That was weird! There's years of therapy in studying my dreams! I think I've been a husband and Dad so long that its a core part of my personality.

I can joke about this but the tiredness is a major part of the challenge of this treatment. Not just the physical tiredness, I think that is a seperate aspect, but the washed-out lack of drive. After a reasonable amount of sleep last night, I can at least countenance actually accomplishing something today. It forces home the physiological need we have for sleep and dreaming - I wonder if this side-effect is caused by the drugs affecting my sleep patterns so that I'm not getting enough of the right *kind* of sleep?

These psychological side-effects are one of the most unsettling parts of the treatment, it feels as if it is messing with my perception of myself. I have to just show a bit of moral fibre: is my self image, my self esteem, so fragile that I doubt my own worth because of the external effects of a drug? I know who I was, I know what I have done, what I am capable of. I know that, after this course of treatment is over, I will continue to do extraordinary things because the external influence will be gone.

For now I just need to weather the storm, resist the negative aspects and learn from the experience.
posted from Bloggeroid

Wednesday, May 9, 2012

On The Road of Life

Driving up to the mountains on holidays I was on the freeway and I got cut off by a driver who was speeding in the right hand lane. Contrary to expectation, when he glided past, I could see that he was a well-dressed man in his fifties with a neatly clipped grey beard and office shirt and tie on.  So much for the stereotype of bad drivers being young, lower class and female.

It made me think of driving as a metaphor for life, There are those of us who follow the rules, give way, smile and wave as we cruise though life and then there are... the vexations to the spirit. I could describe them in more colourful terms but out of respect for the more sensative amongst you, I'll keep this blog PGR.
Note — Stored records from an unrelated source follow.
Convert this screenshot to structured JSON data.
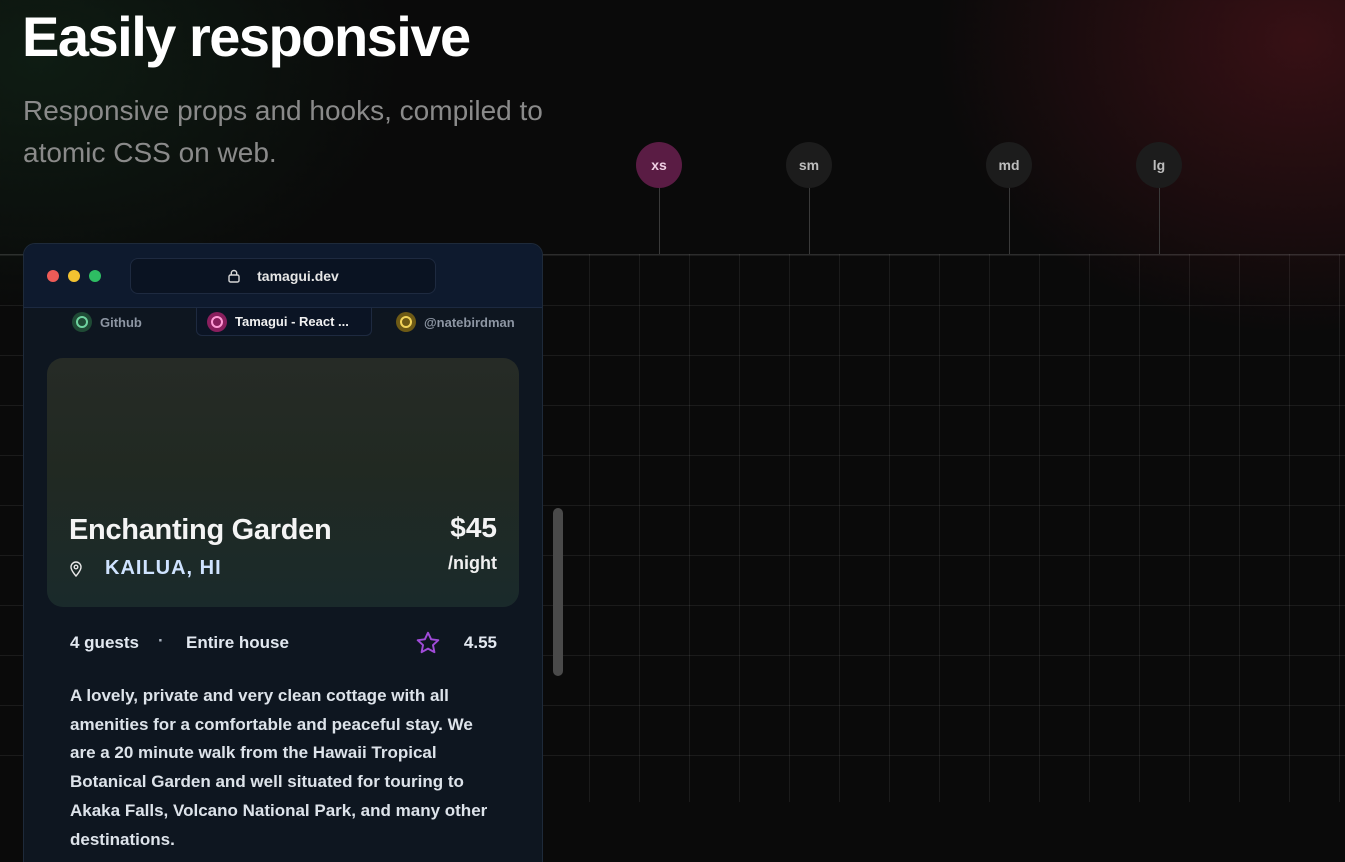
{
  "hero": {
    "title": "Easily responsive",
    "subtitle": "Responsive props and hooks, compiled to atomic CSS on web."
  },
  "breakpoints": [
    {
      "label": "xs",
      "active": true
    },
    {
      "label": "sm",
      "active": false
    },
    {
      "label": "md",
      "active": false
    },
    {
      "label": "lg",
      "active": false
    }
  ],
  "browser": {
    "url": "tamagui.dev",
    "tabs": [
      {
        "label": "Github",
        "color": "#2f6b4a",
        "active": false
      },
      {
        "label": "Tamagui - React ...",
        "color": "#b8327a",
        "active": true
      },
      {
        "label": "@natebirdman",
        "color": "#b89a2a",
        "active": false
      }
    ]
  },
  "listing": {
    "title": "Enchanting Garden",
    "location": "KAILUA, HI",
    "price": "$45",
    "per": "/night",
    "guests": "4 guests",
    "separator": "·",
    "type": "Entire house",
    "rating": "4.55",
    "description": "A lovely, private and very clean cottage with all amenities for a comfortable and peaceful stay. We are a 20 minute walk from the Hawaii Tropical Botanical Garden and well situated for touring to Akaka Falls, Volcano National Park, and many other destinations."
  },
  "colors": {
    "accent": "#5a1c44",
    "star": "#a04bd8"
  }
}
Nobody is perfect, least of all me, but when I break a road rule, it is more likely to be through inattention or by mistake than on purpose. Why? Rules are the agreement we make with society that makes it possible for us all to compete on a level playing field. It makes it possible for the meek and the mad to share the road (or their local community) without fear for their lives or their self-esteem.

I say self-esteem because you have to respect your fellow road users. It's not a competition. I passed the vexation about fifteen minutes later because he was caught in a left hand lane which was going slower. It didn't make me feel any superior to him, although it did reinforce my belief that speeding had very little effect on overall time saved in a journey.

Yet I can imagine his grinding teeth at being 'boxed-in'. His journey was of much more importance than mine and for him to be inconvenienced in such a way... Well, maybe I'm projecting a little here but you can see my point.

You can be a member of society and accomplish your goals without treading on others. We are not a wolf pack where the alpha male is the strongest and fiercest and makes his way to the head of the pack over the bodies of his enemies. The best CEO's are those who can lead their manpower resources with respect and efficiency.

You can get further, faster by making the right decisions than by recklessly "putting your foot down".